Oil Ends Down at $111.82 on Stronger Dollar
Another jump in the dollar and the end of an oil workers' strike in Nigeria sent crude prices falling Thursday, as speculators who drove crude futures to nearly $120 pulled out of the market. Retail gasoline prices, meanwhile, rose to a new record above $3.62 a gallon.
The dollar's rise against the euro and other currencies stripped away some of oil's appeal to investors who have been betting for months that the greenback would continue to falter. When the greenback gains ground, commodities such as oil lose their value as a hedge against inflation, prompting selling. Also, a stronger dollar makes oil more expensive to investors overseas.
As the dollar has strengthened this week, oil futures have dropped more than $8 from their highs to trade at their lowest level since April 14.
On Thursday, U.S. light, sweet crude for June delivery fell $1.64 to $111.82 a barrel on the New York Mercantile Exchange, after dropping as low as $110.30. Meanwhile, the euro bought $1.5448, down from $1.5642.
London Brent also was down.
Meanwhile, a strike that cut production at an Exxon Mobil facility in Nigeria ended Thursday, giving investors another reason to sell. Oil prices jumped last week on word of the strike and a separate labor action in Scotland, which ended Tuesday. Nigeria is a major U.S. oil supplier.
Analysts caution that the declines in oil could be temporary. The dollar's protracted decline has been a major factor behind oil's rise from about $64 a year ago, and future dollar weakness could easily push crude futures above $120.
"It's all about the dollar," said James Cordier, president of Tampa, Fla., trading firms Liberty Trading Group and OptionSellers.com. "I don't think thedollar is going to stay strong."
The dollar's gains in recent days has come on a view that the Federal Reserve's interest rate cutting campaign is nearing its end; lower interest rates tend to weaken the dollar. The Fed cut rates a quarter percentage point on Wednesday, and did not give a clear indication of its future plans. But with the benchmark federal funds rate at 2 percent, investors sense that the Fed can't cut rates much further.

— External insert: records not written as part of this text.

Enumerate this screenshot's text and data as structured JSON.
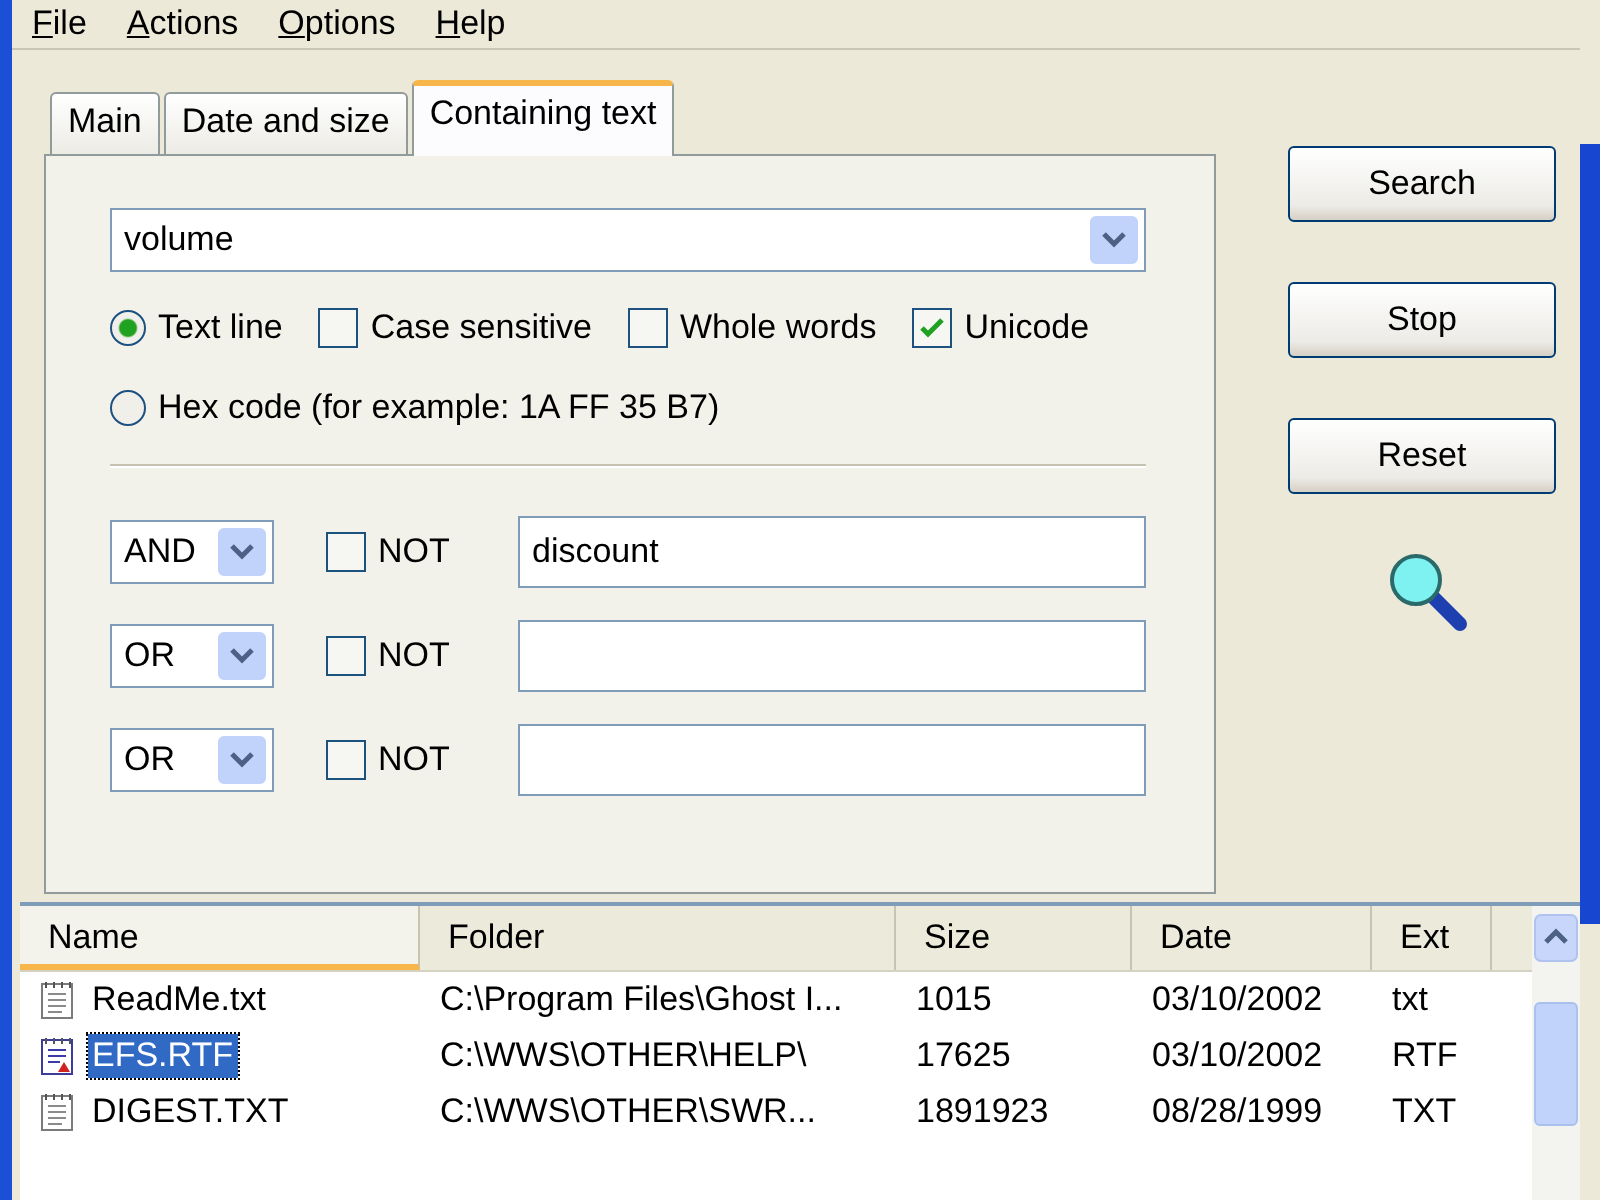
{
  "menu": [
    {
      "label": "File"
    },
    {
      "label": "Actions"
    },
    {
      "label": "Options"
    },
    {
      "label": "Help"
    }
  ],
  "tabs": [
    {
      "label": "Main",
      "selected": false
    },
    {
      "label": "Date and size",
      "selected": false
    },
    {
      "label": "Containing text",
      "selected": true
    }
  ],
  "search_text": {
    "value": "volume"
  },
  "options": [
    {
      "kind": "radio",
      "label": "Text line",
      "selected": true
    },
    {
      "kind": "checkbox",
      "label": "Case sensitive",
      "checked": false
    },
    {
      "kind": "checkbox",
      "label": "Whole words",
      "checked": false
    },
    {
      "kind": "checkbox",
      "label": "Unicode",
      "checked": true
    }
  ],
  "hex_option": {
    "label": "Hex code (for example: 1A FF 35 B7)",
    "selected": false
  },
  "conditions": [
    {
      "operator": "AND",
      "not_label": "NOT",
      "not": false,
      "value": "discount"
    },
    {
      "operator": "OR",
      "not_label": "NOT",
      "not": false
    },
    {
      "operator": "OR",
      "not_label": "NOT",
      "not": false
    }
  ],
  "buttons": [
    "Search",
    "Stop",
    "Reset"
  ],
  "results": {
    "columns": [
      {
        "label": "Name",
        "sorted": true
      },
      {
        "label": "Folder",
        "sorted": false
      },
      {
        "label": "Size",
        "sorted": false
      },
      {
        "label": "Date",
        "sorted": false
      },
      {
        "label": "Ext",
        "sorted": false
      }
    ],
    "rows": [
      {
        "kind": "text",
        "selected": false,
        "cells": [
          "ReadMe.txt",
          "C:\\Program Files\\Ghost I...",
          "1015",
          "03/10/2002",
          "txt"
        ]
      },
      {
        "kind": "rtf",
        "selected": true,
        "cells": [
          "EFS.RTF",
          "C:\\WWS\\OTHER\\HELP\\",
          "17625",
          "03/10/2002",
          "RTF"
        ]
      },
      {
        "kind": "text",
        "selected": false,
        "cells": [
          "DIGEST.TXT",
          "C:\\WWS\\OTHER\\SWR...",
          "1891923",
          "08/28/1999",
          "TXT"
        ]
      }
    ]
  }
}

"It's not going to be zero (percent), it's not going to be a half (percent)," Cordier said.
However, other nations' central banks are considering raising interest rates, actions that could further weaken the dollar, Cordier said. If that happens, or if there is a major supply disruption, crude prices could easily rise to $130 in June, he said, and that could push gas prices to $4 a gallon.
At the pump, the average national price of a gallon of regular gasoline rose 0.6 cent to a record $3.623 Thursday, according to a survey of stations by AAA and the Oil Price Information Service. Diesel prices inched 0.1 cent higher to a record $4.251 a gallon. Gas prices are already higher than $4 in many parts of the country, including in California and Hawaii.
Despite crude's recent declines, gas prices are likely to keep rising for a while. Crude's rapid rise over the past year has squeezed refinery profit margins; refiners must pay for the oil they refine into fuel, but have been unable to raise gas prices fast enough to keep up with crude. While oil prices are up about 73 percent in the last year, gas prices are only up 22 percent.
On Thursday, Exxon Mobil reported a first quarter profit of $10.9 billion, but missed analyst expectations. The company said significantly lower worldwide refining margins reduced earnings by about $1 billion in the quarter.
Analysts expect gas prices to peak within the next two months.
In other Nymex trading Thursday, June heating gasoline futures fell 5.13 cents to $2.855 a gallon, and June heating oil futures fell 5.80 cents to $3.10 a gallon. June natural gas futures fell 24.3 cents to $10.60 per 1,000 cubic feet.
The Energy Department said natural gas inventories rose by 86 billion cubic feet last week, more than many analysts had expected.
In London, June Brent crude futures fell $1.44 to $108.92 a barrel on the ICE Futures exchange.